Office of Legal Counsel secrecy under siege

The Justice Department’s Office of Legal Counsel (OLC) exercises immense influence in the executive branch, but its opinions rarely enter the public domain. The Knight Institute and the Campaign for Accountability are using the courts to get the OLC to comply with the Freedom Of Information Act provision for “reading room,” requiring government agencies to disclose final legal opinions. They are requesting the release of twenty five -year-old opinions. the Knight Institute has also created a Twitter account to alert the public of current OLC opinions, generated generally without public notice. “We believe these efforts not only make the OLC’s opinions more accessible to journalists and the public than they’ve ever been,” write Stephanie Krent and Larry Siems of the Knight Institute, Columbia Journalism Review, May 11, 2022, “but also help build a broader understanding of the OLC’s role in determining the policies and actions of a wide range of executive-branch agencies. Twenty years ago, legal contortions by OLC lawyers green-lighted torture and other gross human rights violations in Iraq, Guantánamo Bay, and secret CIA prisons.

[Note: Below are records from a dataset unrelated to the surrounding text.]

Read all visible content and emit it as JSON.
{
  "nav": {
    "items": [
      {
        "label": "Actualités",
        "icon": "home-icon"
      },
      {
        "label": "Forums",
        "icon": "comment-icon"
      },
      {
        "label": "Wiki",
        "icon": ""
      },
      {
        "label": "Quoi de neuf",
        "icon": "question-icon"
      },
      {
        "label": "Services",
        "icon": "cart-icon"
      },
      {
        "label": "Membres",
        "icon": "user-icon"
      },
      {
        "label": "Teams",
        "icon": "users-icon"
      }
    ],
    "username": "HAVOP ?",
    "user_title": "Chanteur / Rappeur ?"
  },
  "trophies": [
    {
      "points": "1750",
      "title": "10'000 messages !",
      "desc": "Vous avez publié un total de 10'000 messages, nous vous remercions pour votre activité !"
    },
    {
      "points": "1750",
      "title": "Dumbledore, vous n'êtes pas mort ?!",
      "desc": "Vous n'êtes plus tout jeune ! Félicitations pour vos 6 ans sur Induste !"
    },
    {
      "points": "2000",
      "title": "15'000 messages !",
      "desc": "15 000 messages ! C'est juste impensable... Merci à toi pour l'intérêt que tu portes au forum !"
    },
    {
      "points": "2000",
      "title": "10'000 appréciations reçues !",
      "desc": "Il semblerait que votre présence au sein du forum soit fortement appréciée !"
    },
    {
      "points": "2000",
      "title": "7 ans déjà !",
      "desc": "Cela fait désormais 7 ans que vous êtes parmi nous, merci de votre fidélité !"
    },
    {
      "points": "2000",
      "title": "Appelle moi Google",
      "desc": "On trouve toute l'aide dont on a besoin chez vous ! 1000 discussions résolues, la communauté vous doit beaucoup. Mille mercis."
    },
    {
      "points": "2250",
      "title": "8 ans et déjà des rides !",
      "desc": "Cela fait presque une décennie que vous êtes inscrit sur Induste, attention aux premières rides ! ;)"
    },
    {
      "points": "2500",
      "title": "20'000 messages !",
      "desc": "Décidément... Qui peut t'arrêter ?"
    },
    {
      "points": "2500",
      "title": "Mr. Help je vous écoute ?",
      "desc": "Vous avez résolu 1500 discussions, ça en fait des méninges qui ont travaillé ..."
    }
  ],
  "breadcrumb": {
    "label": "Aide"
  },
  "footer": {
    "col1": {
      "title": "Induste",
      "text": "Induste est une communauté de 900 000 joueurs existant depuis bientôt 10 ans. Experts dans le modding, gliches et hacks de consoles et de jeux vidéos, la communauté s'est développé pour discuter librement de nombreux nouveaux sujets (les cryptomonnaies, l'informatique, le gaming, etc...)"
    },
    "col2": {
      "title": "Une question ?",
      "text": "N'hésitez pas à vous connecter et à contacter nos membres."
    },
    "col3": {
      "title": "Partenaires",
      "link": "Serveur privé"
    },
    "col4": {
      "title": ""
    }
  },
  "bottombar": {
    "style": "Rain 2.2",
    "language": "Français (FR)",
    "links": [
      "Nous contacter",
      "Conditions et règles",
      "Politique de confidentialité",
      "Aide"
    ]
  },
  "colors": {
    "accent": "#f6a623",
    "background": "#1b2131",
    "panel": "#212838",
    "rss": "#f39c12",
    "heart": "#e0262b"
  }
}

That the authors of those torture memos escaped professional sanction for their misconstructions of US and international law only compounded an impression of the OLC as a secretive legal shop with the power to bend or distort the law for the White House or federal agencies.”

Senators Duckworth and Leahy introduced a bill in March to force the Justice Department to disclose all OLC opinion, excepting classified information. (First Branch Forecast, March 17, 2022)

For related FAC coverage, click here, here and here.